How a Cursor becomes Bind Aware?
On 11g we have Adaptive Cursor Sharing (ACS) as a mechanism to allow the generation of multiple optimal execution plans for a query. Before ACS we would only have one optimal execution plan in memory for a query given an optimizer environment. There were some exceptions to the rule like having different plans among RAC nodes, or different plans among child cursors when they were not shared. But in essence, before 11g we had one plan in memory for each query.
On ACS we have “bind sensitive” and “bind aware” cursors. The former stage only means “been monitored”, while the latter means: selectivity of predicates during a soft parse determine which optimal plan to use among the ones in memory. So it requires two mechanisms: one to control how to change state from “sensitive” to “aware” and another to select a plan in memory as per the values of the binds.
Becoming Bind Aware
Column v$sql_cs_statistics.rows_processed seems to drive this mechanism. This column is updated during a hard parse and it is a fuzzy representation of the amount of data the query manipulates during its execution (correlated to actual rows in execution plan).
For small values of v$sql_cs_statistics.rows_processed we increment by one v$sql_cs_histogram.bucket_id(0). For medium values we increase by one v$sql_cs_histogram.bucket_id(1). And for large values we do v$sql_cs_histogram.bucket_id(2). Observations on a test case built on 18.104.22.168 seem to indicate that boundaries for these 3 buckets are: less than 1,000; between 1,000 and 1,000,000; and more than 1,000,000.
Cursor Sharing histogram buckets 0-2 are updated on every execution of a bind sensitive query. They represent data volume manipulation of every execution. If there are significant variances then the query would benefit of ACS and it becomes Bind Aware.
I have observed a couple of scenarios where the values stored on these 3 buckets cause the cursor to become bind aware:
- When two of the buckets have the same value, and this value is not zero
- When the smallest and the largest buckets (0 and 2) have a value other than zero

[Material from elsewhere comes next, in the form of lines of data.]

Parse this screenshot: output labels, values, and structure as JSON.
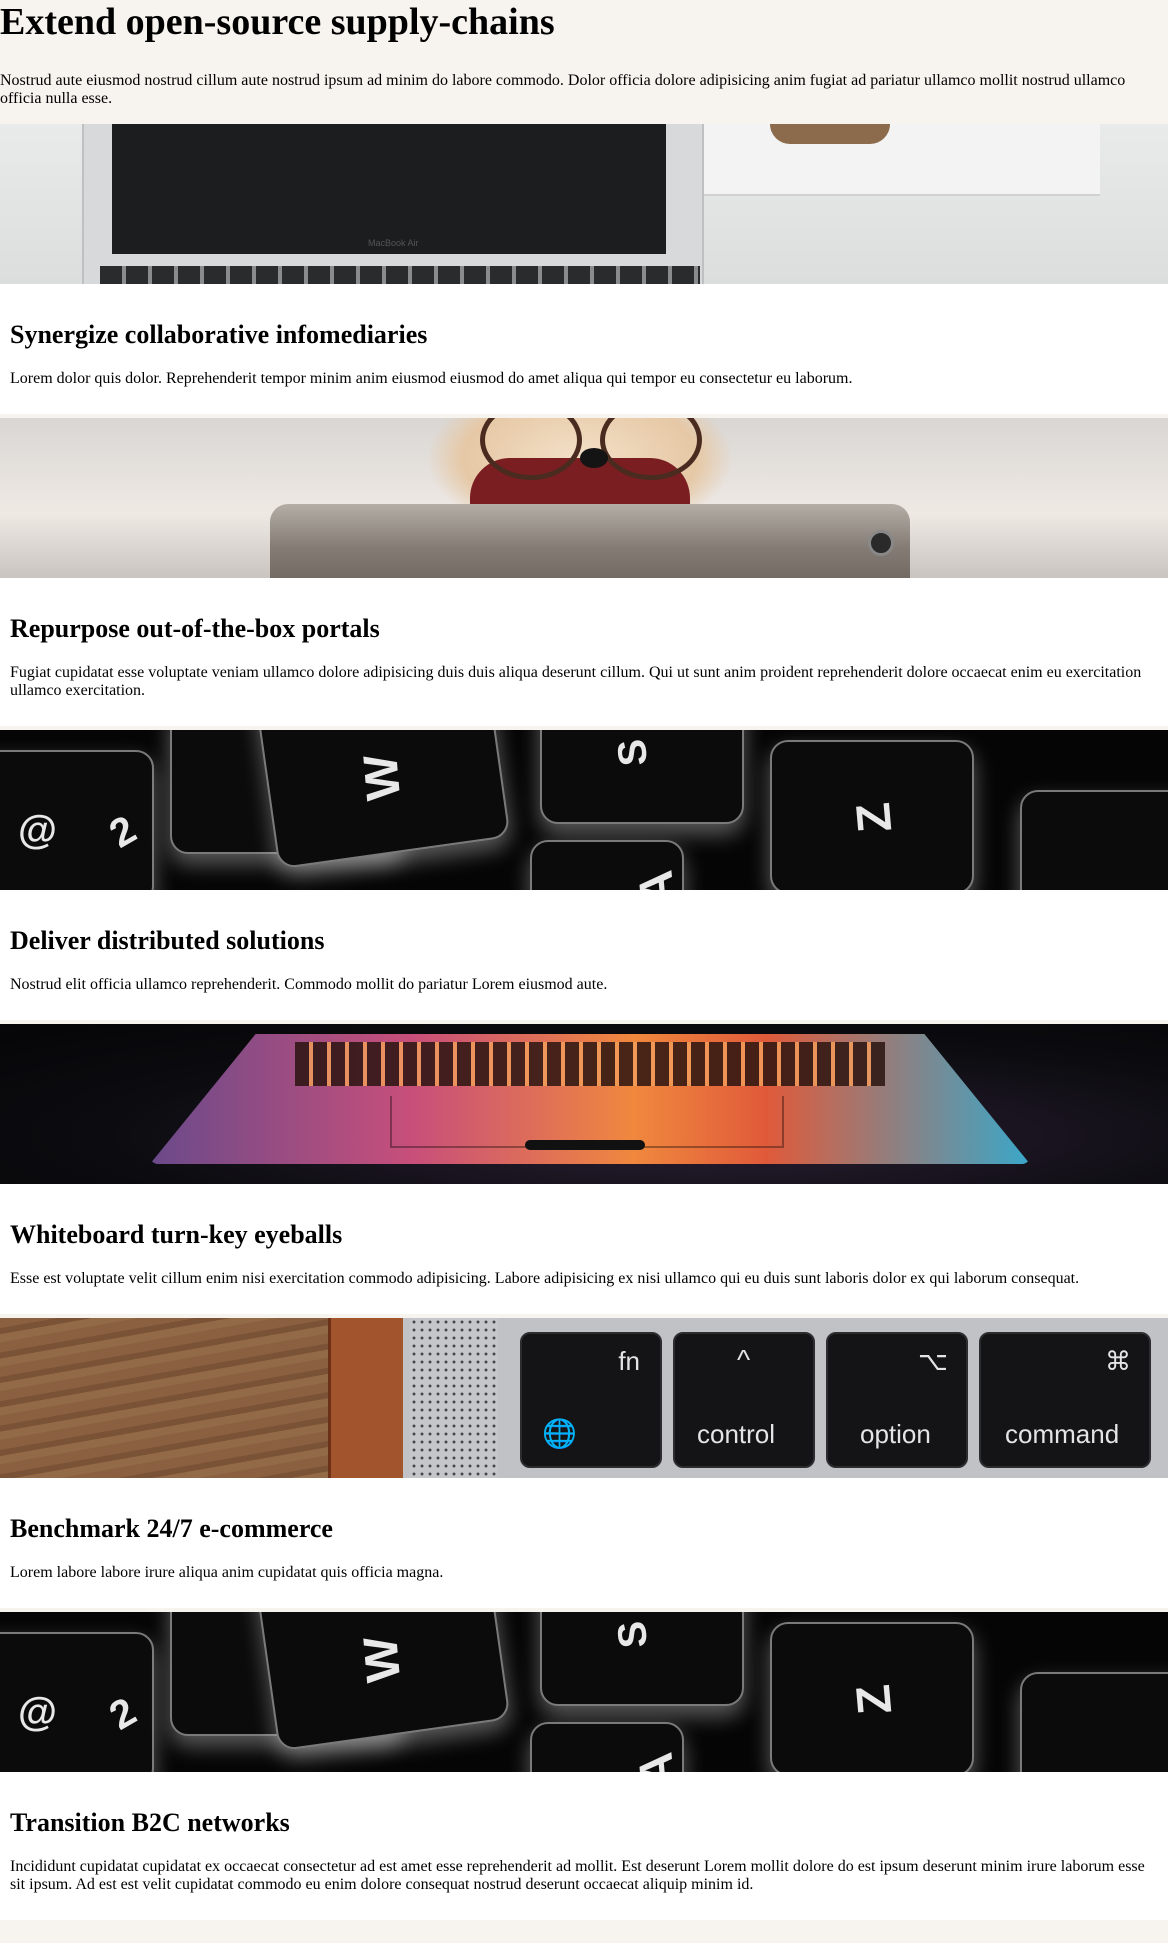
{
  "header": {
    "title": "Extend open-source supply-chains",
    "description": "Nostrud aute eiusmod nostrud cillum aute nostrud ipsum ad minim do labore commodo. Dolor officia dolore adipisicing anim fugiat ad pariatur ullamco mollit nostrud ullamco officia nulla esse."
  },
  "cards": [
    {
      "image": "laptop-macbook-air",
      "image_label": "MacBook Air",
      "title": "Synergize collaborative infomediaries",
      "body": "Lorem dolor quis dolor. Reprehenderit tempor minim anim eiusmod eiusmod do amet aliqua qui tempor eu consectetur eu laborum."
    },
    {
      "image": "dog-with-glasses-tablet",
      "title": "Repurpose out-of-the-box portals",
      "body": "Fugiat cupidatat esse voluptate veniam ullamco dolore adipisicing duis duis aliqua deserunt cillum. Qui ut sunt anim proident reprehenderit dolore occaecat enim eu exercitation ullamco exercitation."
    },
    {
      "image": "backlit-keyboard",
      "title": "Deliver distributed solutions",
      "body": "Nostrud elit officia ullamco reprehenderit. Commodo mollit do pariatur Lorem eiusmod aute."
    },
    {
      "image": "macbook-pro-colorful-glow",
      "title": "Whiteboard turn-key eyeballs",
      "body": "Esse est voluptate velit cillum enim nisi exercitation commodo adipisicing. Labore adipisicing ex nisi ullamco qui eu duis sunt laboris dolor ex qui laborum consequat."
    },
    {
      "image": "macbook-modifier-keys",
      "keys": [
        "fn",
        "control",
        "option",
        "command"
      ],
      "title": "Benchmark 24/7 e-commerce",
      "body": "Lorem labore labore irure aliqua anim cupidatat quis officia magna."
    },
    {
      "image": "backlit-keyboard",
      "title": "Transition B2C networks",
      "body": "Incididunt cupidatat cupidatat ex occaecat consectetur ad est amet esse reprehenderit ad mollit. Est deserunt Lorem mollit dolore do est ipsum deserunt minim irure laborum esse sit ipsum. Ad est est velit cupidatat commodo eu enim dolore consequat nostrud deserunt occaecat aliquip minim id."
    }
  ]
}
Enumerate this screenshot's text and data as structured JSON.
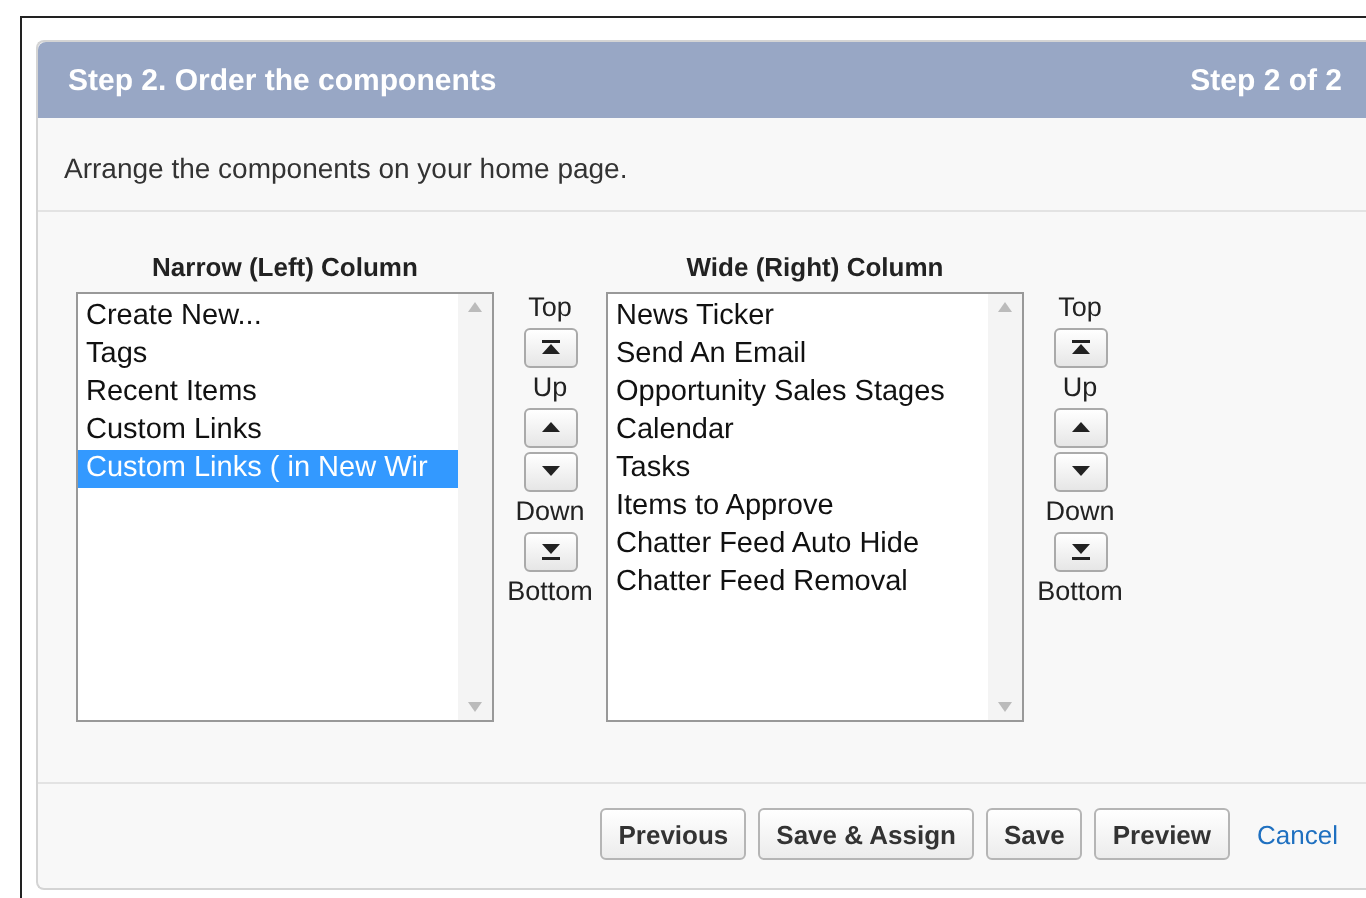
{
  "header": {
    "title": "Step 2. Order the components",
    "step": "Step 2 of 2"
  },
  "description": "Arrange the components on your home page.",
  "columns": [
    {
      "title": "Narrow (Left) Column",
      "items": [
        {
          "label": "Create New...",
          "selected": false
        },
        {
          "label": "Tags",
          "selected": false
        },
        {
          "label": "Recent Items",
          "selected": false
        },
        {
          "label": "Custom Links",
          "selected": false
        },
        {
          "label": "Custom Links ( in New Wir",
          "selected": true
        }
      ],
      "controls": [
        {
          "kind": "label",
          "text": "Top"
        },
        {
          "kind": "top"
        },
        {
          "kind": "label",
          "text": "Up"
        },
        {
          "kind": "up"
        },
        {
          "kind": "down"
        },
        {
          "kind": "label",
          "text": "Down"
        },
        {
          "kind": "bottom"
        },
        {
          "kind": "label",
          "text": "Bottom"
        }
      ]
    },
    {
      "title": "Wide (Right) Column",
      "items": [
        {
          "label": "News Ticker",
          "selected": false
        },
        {
          "label": "Send An Email",
          "selected": false
        },
        {
          "label": "Opportunity Sales Stages",
          "selected": false
        },
        {
          "label": "Calendar",
          "selected": false
        },
        {
          "label": "Tasks",
          "selected": false
        },
        {
          "label": "Items to Approve",
          "selected": false
        },
        {
          "label": "Chatter Feed Auto Hide",
          "selected": false
        },
        {
          "label": "Chatter Feed Removal",
          "selected": false
        }
      ],
      "controls": [
        {
          "kind": "label",
          "text": "Top"
        },
        {
          "kind": "top"
        },
        {
          "kind": "label",
          "text": "Up"
        },
        {
          "kind": "up"
        },
        {
          "kind": "down"
        },
        {
          "kind": "label",
          "text": "Down"
        },
        {
          "kind": "bottom"
        },
        {
          "kind": "label",
          "text": "Bottom"
        }
      ]
    }
  ],
  "footer": [
    {
      "kind": "button",
      "label": "Previous"
    },
    {
      "kind": "button",
      "label": "Save & Assign"
    },
    {
      "kind": "button",
      "label": "Save"
    },
    {
      "kind": "button",
      "label": "Preview"
    },
    {
      "kind": "link",
      "label": "Cancel"
    }
  ]
}
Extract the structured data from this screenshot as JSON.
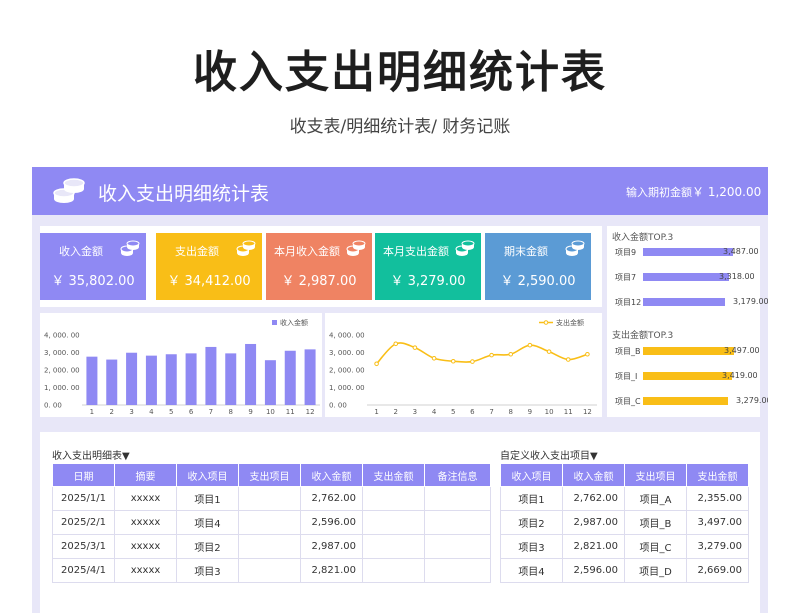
{
  "title": "收入支出明细统计表",
  "subtitle": "收支表/明细统计表/ 财务记账",
  "header": {
    "title": "收入支出明细统计表",
    "opening_label": "输入期初金额",
    "opening_value": "￥ 1,200.00"
  },
  "cards": [
    {
      "label": "收入金额",
      "value": "￥ 35,802.00",
      "color": "#8f89f3"
    },
    {
      "label": "支出金额",
      "value": "￥ 34,412.00",
      "color": "#f9be17"
    },
    {
      "label": "本月收入金额",
      "value": "￥ 2,987.00",
      "color": "#ef8363"
    },
    {
      "label": "本月支出金额",
      "value": "￥ 3,279.00",
      "color": "#12bf9d"
    },
    {
      "label": "期末金额",
      "value": "￥ 2,590.00",
      "color": "#5b9bd5"
    }
  ],
  "income_top": {
    "title": "收入金额TOP.3",
    "color": "#8f89f3",
    "max": 3700,
    "items": [
      {
        "label": "项目9",
        "value": 3487,
        "display": "3,487.00"
      },
      {
        "label": "项目7",
        "value": 3318,
        "display": "3,318.00"
      },
      {
        "label": "项目12",
        "value": 3179,
        "display": "3,179.00"
      }
    ]
  },
  "expense_top": {
    "title": "支出金额TOP.3",
    "color": "#f9be17",
    "max": 3700,
    "items": [
      {
        "label": "项目_B",
        "value": 3497,
        "display": "3,497.00"
      },
      {
        "label": "项目_I",
        "value": 3419,
        "display": "3,419.00"
      },
      {
        "label": "项目_C",
        "value": 3279,
        "display": "3,279.00"
      }
    ]
  },
  "chart_data": [
    {
      "type": "bar",
      "color": "#8f89f3",
      "legend": "收入金额",
      "legend_position": "top-right",
      "categories": [
        "1",
        "2",
        "3",
        "4",
        "5",
        "6",
        "7",
        "8",
        "9",
        "10",
        "11",
        "12"
      ],
      "series": [
        {
          "name": "收入金额",
          "values": [
            2762,
            2596,
            2987,
            2821,
            2900,
            2950,
            3318,
            2950,
            3487,
            2560,
            3100,
            3179
          ]
        }
      ],
      "ylim": [
        0,
        4000
      ],
      "yticks": [
        "4, 000. 00",
        "3, 000. 00",
        "2, 000. 00",
        "1, 000. 00",
        "0. 00"
      ]
    },
    {
      "type": "line",
      "color": "#f9be17",
      "legend": "支出金额",
      "legend_position": "top-right",
      "categories": [
        "1",
        "2",
        "3",
        "4",
        "5",
        "6",
        "7",
        "8",
        "9",
        "10",
        "11",
        "12"
      ],
      "series": [
        {
          "name": "支出金额",
          "values": [
            2355,
            3497,
            3279,
            2669,
            2500,
            2480,
            2850,
            2900,
            3419,
            3050,
            2600,
            2900
          ]
        }
      ],
      "ylim": [
        0,
        4000
      ],
      "yticks": [
        "4, 000. 00",
        "3, 000. 00",
        "2, 000. 00",
        "1, 000. 00",
        "0. 00"
      ]
    }
  ],
  "detail_table": {
    "title": "收入支出明细表▼",
    "headers": [
      "日期",
      "摘要",
      "收入项目",
      "支出项目",
      "收入金额",
      "支出金额",
      "备注信息"
    ],
    "rows": [
      [
        "2025/1/1",
        "xxxxx",
        "项目1",
        "",
        "2,762.00",
        "",
        ""
      ],
      [
        "2025/2/1",
        "xxxxx",
        "项目4",
        "",
        "2,596.00",
        "",
        ""
      ],
      [
        "2025/3/1",
        "xxxxx",
        "项目2",
        "",
        "2,987.00",
        "",
        ""
      ],
      [
        "2025/4/1",
        "xxxxx",
        "项目3",
        "",
        "2,821.00",
        "",
        ""
      ]
    ]
  },
  "custom_table": {
    "title": "自定义收入支出项目▼",
    "headers": [
      "收入项目",
      "收入金额",
      "支出项目",
      "支出金额"
    ],
    "rows": [
      [
        "项目1",
        "2,762.00",
        "项目_A",
        "2,355.00"
      ],
      [
        "项目2",
        "2,987.00",
        "项目_B",
        "3,497.00"
      ],
      [
        "项目3",
        "2,821.00",
        "项目_C",
        "3,279.00"
      ],
      [
        "项目4",
        "2,596.00",
        "项目_D",
        "2,669.00"
      ]
    ]
  }
}
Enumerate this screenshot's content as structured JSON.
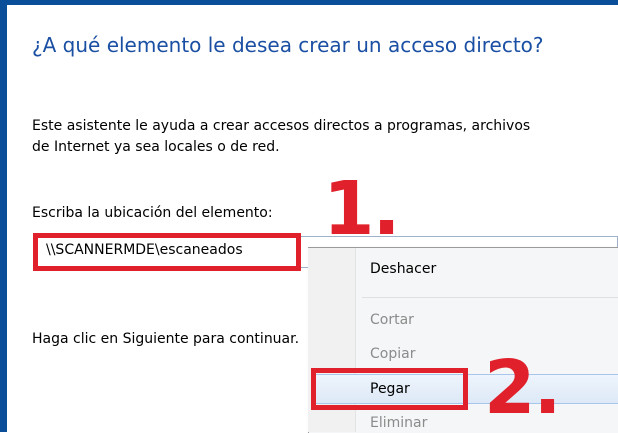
{
  "dialog": {
    "heading": "¿A qué elemento le desea crear un acceso directo?",
    "description_lines": [
      "Este asistente le ayuda a crear accesos directos a programas, archivos",
      "de Internet ya sea locales o de red."
    ],
    "location_label": "Escriba la ubicación del elemento:",
    "location_value": "\\\\SCANNERMDE\\escaneados",
    "next_hint": "Haga clic en Siguiente para continuar."
  },
  "context_menu": {
    "items": [
      {
        "label": "Deshacer",
        "enabled": true
      },
      {
        "label": "Cortar",
        "enabled": false
      },
      {
        "label": "Copiar",
        "enabled": false
      },
      {
        "label": "Pegar",
        "enabled": true,
        "hovered": true
      },
      {
        "label": "Eliminar",
        "enabled": false
      }
    ]
  },
  "annotations": {
    "step1": "1.",
    "step2": "2."
  },
  "colors": {
    "accent": "#1a4fa3",
    "frame": "#0a4e9a",
    "annotation_red": "#e0202a"
  }
}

Keep in mind that observations above are not comprehensive and they may change in future releases. But they give you some clues WHY in some cases your query seems to be erratic in regards to ACS. WHY sometimes it stays as bind sensitive and sometimes it becomes bind aware. Basically ACS requires a ramp-up process. If your SQL executes mostly in one of the 3 volume ranges (as per buckets boundaries), it is possible that sometimes it becomes bind aware but not always. In such cases you may want to use the /*+ bind_aware */ CBO Hint. See this Optimizer Blog.
To help you inserting the /*+ bind_aware */ CBO Hint on an application that cannot be easily modified, you may want to use sqlt/utl/coe_gen_sql_patch.sql which is part of SQLTXPLAIN (MOS/Metalink 215187.1). You can also create a SQL Patch as documented in this other Optimizer Blog.
Script sqlt/utl/coe_gen_sql_patch.sql implements a SQL Patch adding by default 3 CBO Hints to your SQL: GATHER_PLAN_STATISTICS, MONITOR and BIND_AWARE. These 3 Hints would help to force “bind aware” status, and would also enable diagnostics on your query. When you execute this script sqlt/utl/coe_gen_sql_patch.sql you can change the CBO Hints you want in your SQL Patch. I recommend you only pass diagnostics Hints and not access path modifiers.